Quitting Smoking took more than 15 years to the risk of developing cardiovascular disease have returned to the level of those who never smoked. This is indicated by the results of the preliminary research presented recently in Chicago at the Scientific sessions of the American heart Association (American Heart Association).

Previous studies have shown that the risk of cardiovascular disease in smokers is reduced a few years after they quit Smoking. However, previously it was not possible to trace the history of Smoking participants to note changes in the frequency of Smoking or evidence of relapse of Smoking.
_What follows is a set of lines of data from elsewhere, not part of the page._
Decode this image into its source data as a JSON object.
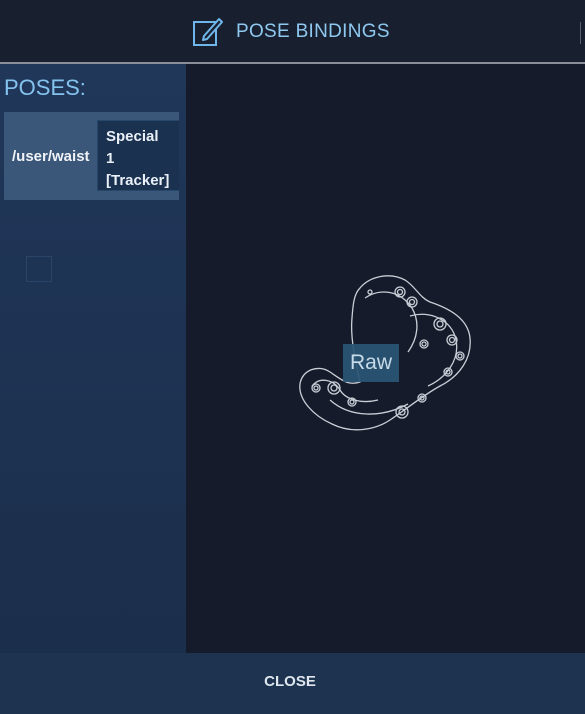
{
  "header": {
    "title": "POSE BINDINGS",
    "icon": "edit-icon"
  },
  "sidebar": {
    "heading": "POSES:",
    "items": [
      {
        "path": "/user/waist",
        "device_lines": [
          "Special",
          "1",
          "[Tracker]"
        ]
      }
    ]
  },
  "preview": {
    "device_image": "vive-tracker-outline",
    "label": "Raw"
  },
  "footer": {
    "close_label": "CLOSE"
  },
  "colors": {
    "accent": "#8fc8ef",
    "sidebar_bg": "#20375a",
    "content_bg": "#151b2b"
  }
}
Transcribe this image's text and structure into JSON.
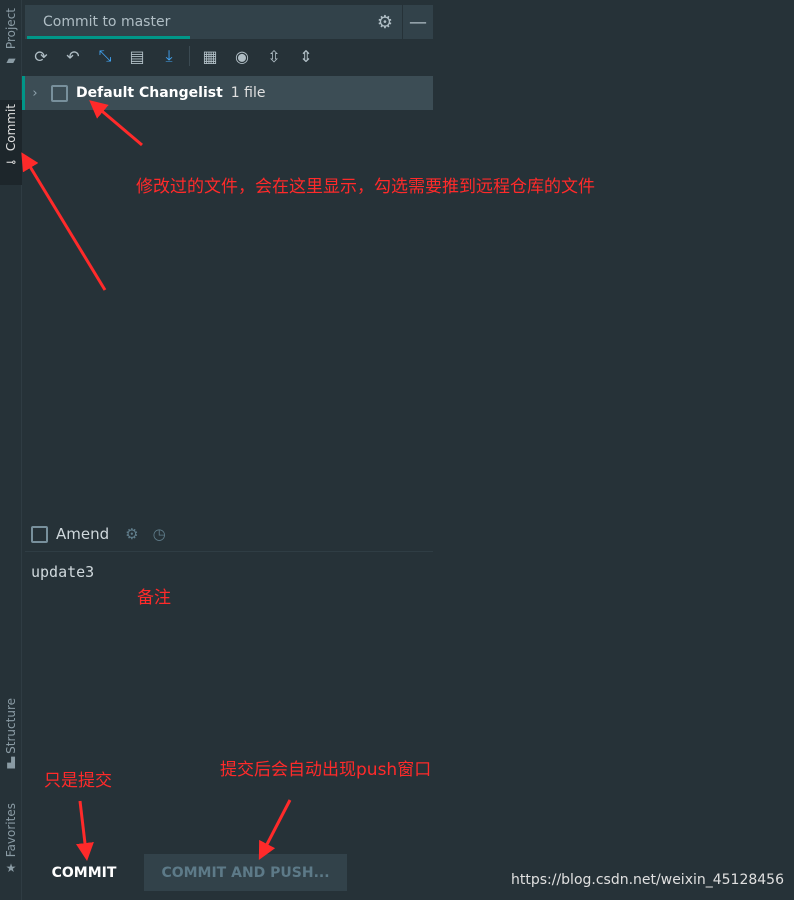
{
  "sidebar": {
    "tabs": [
      {
        "label": "Project",
        "icon": "folder-icon"
      },
      {
        "label": "Commit",
        "icon": "commit-icon",
        "active": true
      },
      {
        "label": "Structure",
        "icon": "structure-icon"
      },
      {
        "label": "Favorites",
        "icon": "star-icon"
      }
    ]
  },
  "header": {
    "tab_title": "Commit to master"
  },
  "toolbar": {
    "icons": [
      "refresh-icon",
      "rollback-icon",
      "diff-icon",
      "changelist-icon",
      "update-icon",
      "group-by-icon",
      "view-options-icon",
      "expand-all-icon",
      "collapse-all-icon"
    ]
  },
  "changelist": {
    "name": "Default Changelist",
    "count": "1 file"
  },
  "amend": {
    "label": "Amend"
  },
  "commit_message": "update3",
  "buttons": {
    "commit": "COMMIT",
    "commit_push": "COMMIT AND PUSH..."
  },
  "annotations": {
    "files": "修改过的文件，会在这里显示，勾选需要推到远程仓库的文件",
    "note": "备注",
    "commit_only": "只是提交",
    "push": "提交后会自动出现push窗口"
  },
  "watermark": "https://blog.csdn.net/weixin_45128456",
  "colors": {
    "accent": "#009688",
    "annotation": "#ff2a2a",
    "background": "#263238"
  }
}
In the new study, the researchers analyzed history of Smoking over a lifetime of about 8700 participants of the Framingham study (Framingham Heart Study), whose early studies have not yet been cardiovascular diseases. The average for the participants in the study were followed for 27 years. At the same time, the researchers compared the risk of cardiovascular disease in smokers, non-smokers and ex-smokers.

As a result, the researchers found that:

  • More than 70% of cases of cardiovascular disease in smokers or former smokers was observed in those who smoked a pack a day for 20 years.
  • Former smokers who quit within the past five years, the risk of developing cardiovascular disease fell by 38% compared with those who continued to smoke.
  • Overall it took 16 years from the date of refusal of Smoking to the risk of developing cardiovascular disease in former smokers returned to the same level as those who never smoked.

These results emphasize that some benefits of quitting can be seen during the first five years, as 38% reduced risk of heart attack and stroke compared with people who continue to smoke. We also found that the risk of cardiovascular disease remains elevated for 16 years after people quit Smoking compared with people who never smoked. The conclusion of the study is that if you smoke, now is a good time to quit, says Meredith Duncan, (Meredith Duncan), author of the study from the Medical center of Vanderbilt University (Vanderbilt University Medical Center) in Nashville, Tennessee.

Dmitry Kolesnik